Task data:
####
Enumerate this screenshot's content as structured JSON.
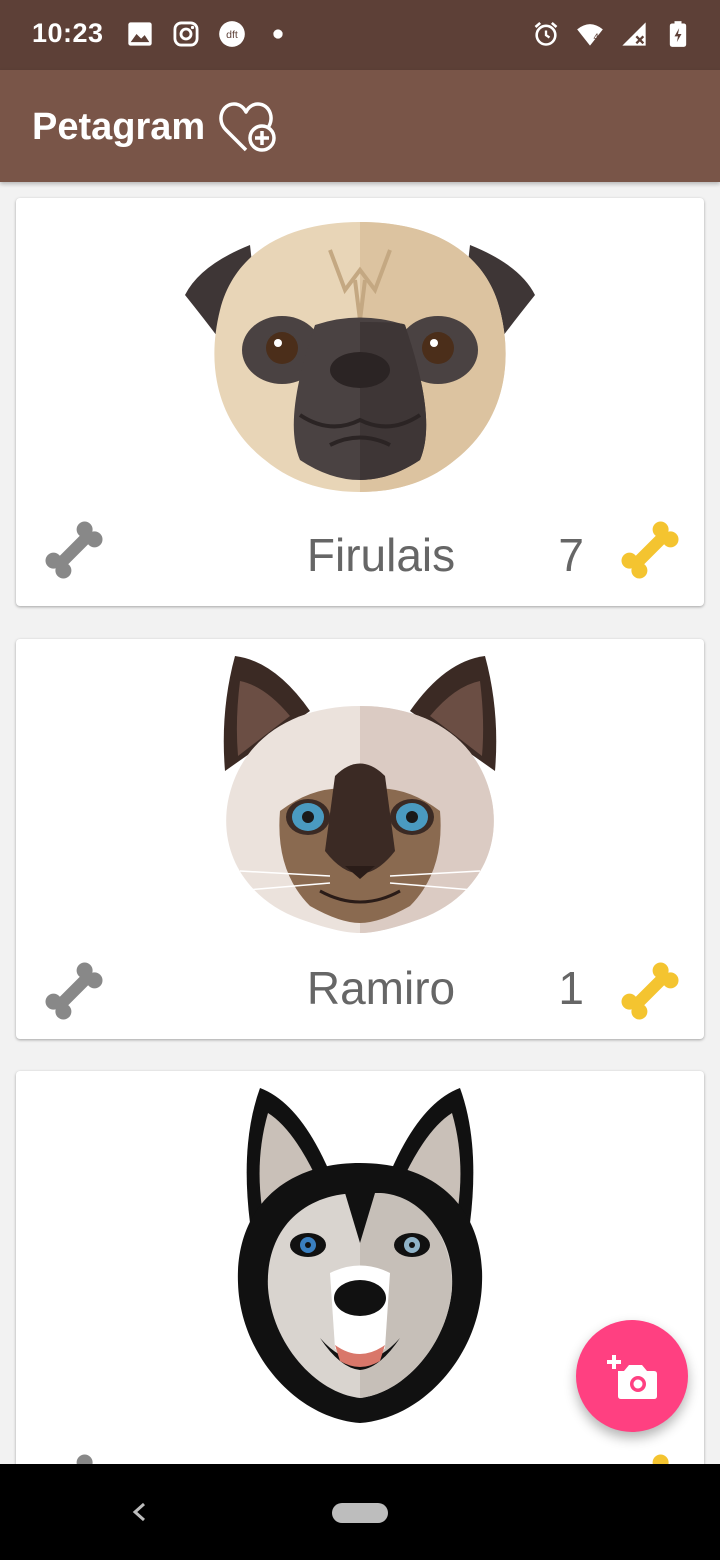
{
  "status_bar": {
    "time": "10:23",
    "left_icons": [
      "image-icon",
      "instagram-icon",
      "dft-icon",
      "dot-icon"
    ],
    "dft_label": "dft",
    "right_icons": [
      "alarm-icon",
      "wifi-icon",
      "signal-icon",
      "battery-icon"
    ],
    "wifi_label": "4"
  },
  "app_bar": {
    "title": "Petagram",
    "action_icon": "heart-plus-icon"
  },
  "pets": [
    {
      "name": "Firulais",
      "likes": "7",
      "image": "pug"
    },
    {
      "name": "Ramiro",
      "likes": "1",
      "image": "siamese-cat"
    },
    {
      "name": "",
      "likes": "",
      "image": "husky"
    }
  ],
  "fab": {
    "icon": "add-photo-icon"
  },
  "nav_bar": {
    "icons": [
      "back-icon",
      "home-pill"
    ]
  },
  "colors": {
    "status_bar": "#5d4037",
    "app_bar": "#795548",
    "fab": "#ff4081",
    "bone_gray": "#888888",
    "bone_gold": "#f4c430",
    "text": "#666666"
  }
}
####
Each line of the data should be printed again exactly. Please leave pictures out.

Expected answer:
Enumerate this screenshot's content as structured JSON.
{
  "status_bar": {
    "time": "10:23",
    "left_icons": [
      "image-icon",
      "instagram-icon",
      "dft-icon",
      "dot-icon"
    ],
    "dft_label": "dft",
    "right_icons": [
      "alarm-icon",
      "wifi-icon",
      "signal-icon",
      "battery-icon"
    ],
    "wifi_label": "4"
  },
  "app_bar": {
    "title": "Petagram",
    "action_icon": "heart-plus-icon"
  },
  "pets": [
    {
      "name": "Firulais",
      "likes": "7",
      "image": "pug"
    },
    {
      "name": "Ramiro",
      "likes": "1",
      "image": "siamese-cat"
    },
    {
      "name": "",
      "likes": "",
      "image": "husky"
    }
  ],
  "fab": {
    "icon": "add-photo-icon"
  },
  "nav_bar": {
    "icons": [
      "back-icon",
      "home-pill"
    ]
  },
  "colors": {
    "status_bar": "#5d4037",
    "app_bar": "#795548",
    "fab": "#ff4081",
    "bone_gray": "#888888",
    "bone_gold": "#f4c430",
    "text": "#666666"
  }
}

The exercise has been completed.